Our film critic reviews the week’s new releases
MORE Saturday Night Fever than The Full Monty, Steven Soderbergh’s male stripper opus Magic Mike has more to offer than grinding crotch shots of its abdominally perfect stars. Instead it’s also a slyly funny, slick and subversive drama that plays around with the tropes of the Star is Born-story and makes them relevant to today’s harsh economic climate. With the film loosely based on his own experiences, Channing Tatum is brilliant as the eponymous stripper who is beginning to realise that his entrepreneurial aspirations are starting to take a backseat to what’s supposed to be an income-generating sideline. As the star attraction of XQuisite – an erotic dance review run by Matthew McConaughey’s amusingly sleazy club owner/dancer – he’s got women on tap, cash in his pocket and opportunities to become a partner in the business. But as he starts to mentor a college dropout called Alex (Alex Pettyfer), the relish with which this monstrous prodigy takes to their sleazy environs opens his eyes to how unsuited he really is to this life. It’s a fascinating spin on a tried-and-tested formula and Soderbergh’s shooting style is amusingly inventive.
“If I catch anyone playing a metaphor, they’re fired.” Walter Hill, there, revealing the motivational tactics he used to get the cast of his 1981 B-movie classic Southern Comfort out of the mindset of viewing the film as a comment on Vietnam. He’s speaking as part of the new 45-minute interview that comprises the sole – but entertainingly spiky – extra on this Blu-ray release, and it’s a treat to see that Hill is as no-nonsense in person as his films are on screen, especially since Southern Comfort remains the best expression of his brand of terse, tough-guy cinema. Revolving around a group of Louisiana National Guardsmen being picked off by hunters deep in the bayous, it stands up as a cracking, tension-heavy and eerily atmospheric action film, one that went on to sow the seeds for James Cameron’s Aliens (which Hill and co-writer David Giler co-wrote and produced). That it also features Ry Cooder’s finest score just adds to its appeal, with haunting, minimalist guitar adding a dreamlike quality to the nightmare in which these soldiers (led by Keith Carradine and Powers Booth) find themselves.
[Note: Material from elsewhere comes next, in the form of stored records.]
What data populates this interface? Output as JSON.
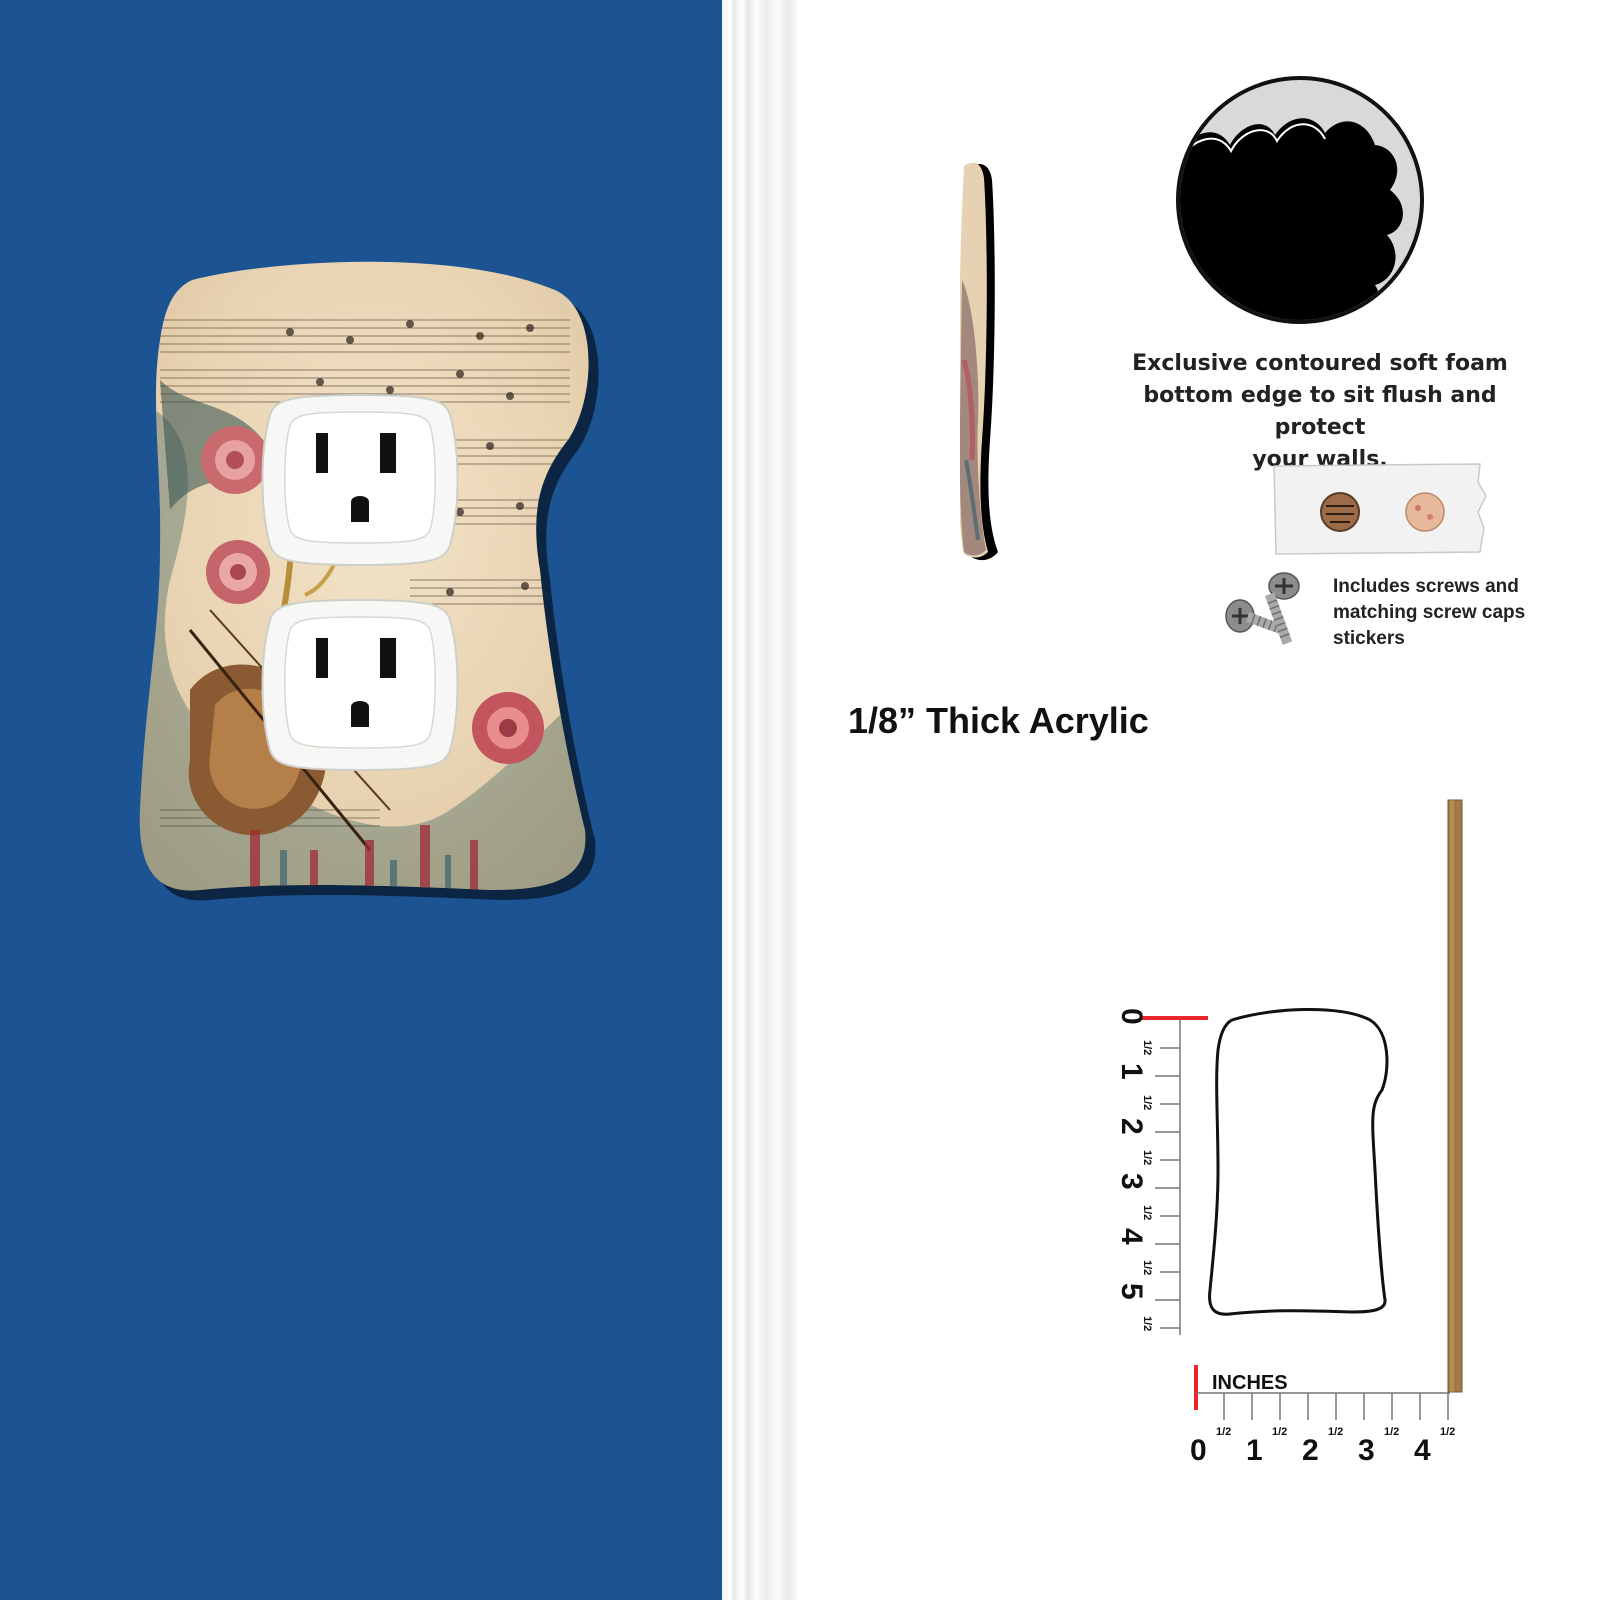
{
  "foam_feature": {
    "caption_lines": [
      "Exclusive contoured soft foam",
      "bottom edge to sit flush and protect",
      "your walls."
    ]
  },
  "hardware": {
    "caption_lines": [
      "Includes screws and",
      "matching screw caps",
      "stickers"
    ]
  },
  "material": {
    "thickness_label": "1/8” Thick Acrylic"
  },
  "ruler": {
    "unit_label": "INCHES",
    "vertical_numbers": [
      "0",
      "1",
      "2",
      "3",
      "4",
      "5"
    ],
    "horizontal_numbers": [
      "0",
      "1",
      "2",
      "3",
      "4"
    ],
    "half_mark": "1/2"
  },
  "colors": {
    "wall": "#1b5393",
    "ruler_zero": "#e8262b",
    "wood_side": "#a27a45",
    "plate_base": "#efdcc0"
  },
  "icons": {
    "outlet": "duplex-outlet-icon",
    "screw": "phillips-screw-icon"
  }
}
• Magic Mike, Lionsgate, £19.99; Southern Comfort, Second Sight, £15.99
• To order these DVDs, call The Scotsman on 01634 832789